## PROBLEM REQUIREMENTS
Since each line must match the original, copy out the records with no differences at all.

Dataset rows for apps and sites
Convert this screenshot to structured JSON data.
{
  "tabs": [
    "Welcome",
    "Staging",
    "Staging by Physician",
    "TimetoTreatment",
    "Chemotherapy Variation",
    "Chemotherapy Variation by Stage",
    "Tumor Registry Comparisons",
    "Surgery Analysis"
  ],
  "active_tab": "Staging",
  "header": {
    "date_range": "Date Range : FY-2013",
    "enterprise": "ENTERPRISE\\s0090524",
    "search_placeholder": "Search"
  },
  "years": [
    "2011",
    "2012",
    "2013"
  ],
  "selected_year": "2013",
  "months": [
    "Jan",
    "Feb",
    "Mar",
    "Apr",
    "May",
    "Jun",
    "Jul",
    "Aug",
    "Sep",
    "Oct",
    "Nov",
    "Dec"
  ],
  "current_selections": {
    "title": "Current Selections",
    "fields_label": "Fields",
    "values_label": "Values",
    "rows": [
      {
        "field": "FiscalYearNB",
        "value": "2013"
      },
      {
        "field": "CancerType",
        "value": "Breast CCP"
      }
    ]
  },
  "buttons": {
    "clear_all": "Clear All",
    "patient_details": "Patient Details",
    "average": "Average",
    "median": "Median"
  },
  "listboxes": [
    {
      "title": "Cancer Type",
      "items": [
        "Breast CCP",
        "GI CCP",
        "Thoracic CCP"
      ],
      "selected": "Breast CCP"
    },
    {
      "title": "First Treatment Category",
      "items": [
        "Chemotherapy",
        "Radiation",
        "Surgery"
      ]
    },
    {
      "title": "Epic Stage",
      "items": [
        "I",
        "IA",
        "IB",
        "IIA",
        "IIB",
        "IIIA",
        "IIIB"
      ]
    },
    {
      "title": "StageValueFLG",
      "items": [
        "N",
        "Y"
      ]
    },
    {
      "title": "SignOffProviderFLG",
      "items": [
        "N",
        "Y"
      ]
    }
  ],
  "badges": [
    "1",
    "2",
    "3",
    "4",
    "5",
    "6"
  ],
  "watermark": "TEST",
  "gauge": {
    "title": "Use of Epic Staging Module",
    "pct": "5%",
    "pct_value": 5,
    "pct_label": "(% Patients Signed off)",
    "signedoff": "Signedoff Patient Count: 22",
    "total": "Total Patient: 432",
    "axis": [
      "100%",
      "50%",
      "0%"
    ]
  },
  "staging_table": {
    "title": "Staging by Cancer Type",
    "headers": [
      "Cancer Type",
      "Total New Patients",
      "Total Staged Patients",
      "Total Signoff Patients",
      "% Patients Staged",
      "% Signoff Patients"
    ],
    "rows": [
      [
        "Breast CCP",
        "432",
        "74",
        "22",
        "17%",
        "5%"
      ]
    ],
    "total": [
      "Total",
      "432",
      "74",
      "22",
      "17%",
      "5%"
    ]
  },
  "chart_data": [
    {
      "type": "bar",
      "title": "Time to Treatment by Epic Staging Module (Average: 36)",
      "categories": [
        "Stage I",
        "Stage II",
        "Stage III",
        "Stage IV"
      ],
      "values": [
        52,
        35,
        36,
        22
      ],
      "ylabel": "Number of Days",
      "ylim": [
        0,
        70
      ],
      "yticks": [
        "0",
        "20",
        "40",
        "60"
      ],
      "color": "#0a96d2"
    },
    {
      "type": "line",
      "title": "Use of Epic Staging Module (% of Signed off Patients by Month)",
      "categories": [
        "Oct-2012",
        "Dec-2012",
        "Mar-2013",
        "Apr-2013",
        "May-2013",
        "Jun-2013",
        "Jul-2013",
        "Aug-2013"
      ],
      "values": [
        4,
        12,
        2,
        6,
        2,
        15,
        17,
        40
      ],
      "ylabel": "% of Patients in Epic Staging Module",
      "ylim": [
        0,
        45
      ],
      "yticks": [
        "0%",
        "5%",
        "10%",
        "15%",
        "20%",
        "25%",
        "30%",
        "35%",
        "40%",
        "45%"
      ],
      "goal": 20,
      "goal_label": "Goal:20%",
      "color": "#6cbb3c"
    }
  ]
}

## REPLY TO THE EXERCISE
Convert this screenshot to structured JSON data.
{
  "tabs": [
    "Welcome",
    "Staging",
    "Staging by Physician",
    "TimetoTreatment",
    "Chemotherapy Variation",
    "Chemotherapy Variation by Stage",
    "Tumor Registry Comparisons",
    "Surgery Analysis"
  ],
  "active_tab": "Staging",
  "header": {
    "date_range": "Date Range : FY-2013",
    "enterprise": "ENTERPRISE\\s0090524",
    "search_placeholder": "Search"
  },
  "years": [
    "2011",
    "2012",
    "2013"
  ],
  "selected_year": "2013",
  "months": [
    "Jan",
    "Feb",
    "Mar",
    "Apr",
    "May",
    "Jun",
    "Jul",
    "Aug",
    "Sep",
    "Oct",
    "Nov",
    "Dec"
  ],
  "current_selections": {
    "title": "Current Selections",
    "fields_label": "Fields",
    "values_label": "Values",
    "rows": [
      {
        "field": "FiscalYearNB",
        "value": "2013"
      },
      {
        "field": "CancerType",
        "value": "Breast CCP"
      }
    ]
  },
  "buttons": {
    "clear_all": "Clear All",
    "patient_details": "Patient Details",
    "average": "Average",
    "median": "Median"
  },
  "listboxes": [
    {
      "title": "Cancer Type",
      "items": [
        "Breast CCP",
        "GI CCP",
        "Thoracic CCP"
      ],
      "selected": "Breast CCP"
    },
    {
      "title": "First Treatment Category",
      "items": [
        "Chemotherapy",
        "Radiation",
        "Surgery"
      ]
    },
    {
      "title": "Epic Stage",
      "items": [
        "I",
        "IA",
        "IB",
        "IIA",
        "IIB",
        "IIIA",
        "IIIB"
      ]
    },
    {
      "title": "StageValueFLG",
      "items": [
        "N",
        "Y"
      ]
    },
    {
      "title": "SignOffProviderFLG",
      "items": [
        "N",
        "Y"
      ]
    }
  ],
  "badges": [
    "1",
    "2",
    "3",
    "4",
    "5",
    "6"
  ],
  "watermark": "TEST",
  "gauge": {
    "title": "Use of Epic Staging Module",
    "pct": "5%",
    "pct_value": 5,
    "pct_label": "(% Patients Signed off)",
    "signedoff": "Signedoff Patient Count: 22",
    "total": "Total Patient: 432",
    "axis": [
      "100%",
      "50%",
      "0%"
    ]
  },
  "staging_table": {
    "title": "Staging by Cancer Type",
    "headers": [
      "Cancer Type",
      "Total New Patients",
      "Total Staged Patients",
      "Total Signoff Patients",
      "% Patients Staged",
      "% Signoff Patients"
    ],
    "rows": [
      [
        "Breast CCP",
        "432",
        "74",
        "22",
        "17%",
        "5%"
      ]
    ],
    "total": [
      "Total",
      "432",
      "74",
      "22",
      "17%",
      "5%"
    ]
  },
  "chart_data": [
    {
      "type": "bar",
      "title": "Time to Treatment by Epic Staging Module (Average: 36)",
      "categories": [
        "Stage I",
        "Stage II",
        "Stage III",
        "Stage IV"
      ],
      "values": [
        52,
        35,
        36,
        22
      ],
      "ylabel": "Number of Days",
      "ylim": [
        0,
        70
      ],
      "yticks": [
        "0",
        "20",
        "40",
        "60"
      ],
      "color": "#0a96d2"
    },
    {
      "type": "line",
      "title": "Use of Epic Staging Module (% of Signed off Patients by Month)",
      "categories": [
        "Oct-2012",
        "Dec-2012",
        "Mar-2013",
        "Apr-2013",
        "May-2013",
        "Jun-2013",
        "Jul-2013",
        "Aug-2013"
      ],
      "values": [
        4,
        12,
        2,
        6,
        2,
        15,
        17,
        40
      ],
      "ylabel": "% of Patients in Epic Staging Module",
      "ylim": [
        0,
        45
      ],
      "yticks": [
        "0%",
        "5%",
        "10%",
        "15%",
        "20%",
        "25%",
        "30%",
        "35%",
        "40%",
        "45%"
      ],
      "goal": 20,
      "goal_label": "Goal:20%",
      "color": "#6cbb3c"
    }
  ]
}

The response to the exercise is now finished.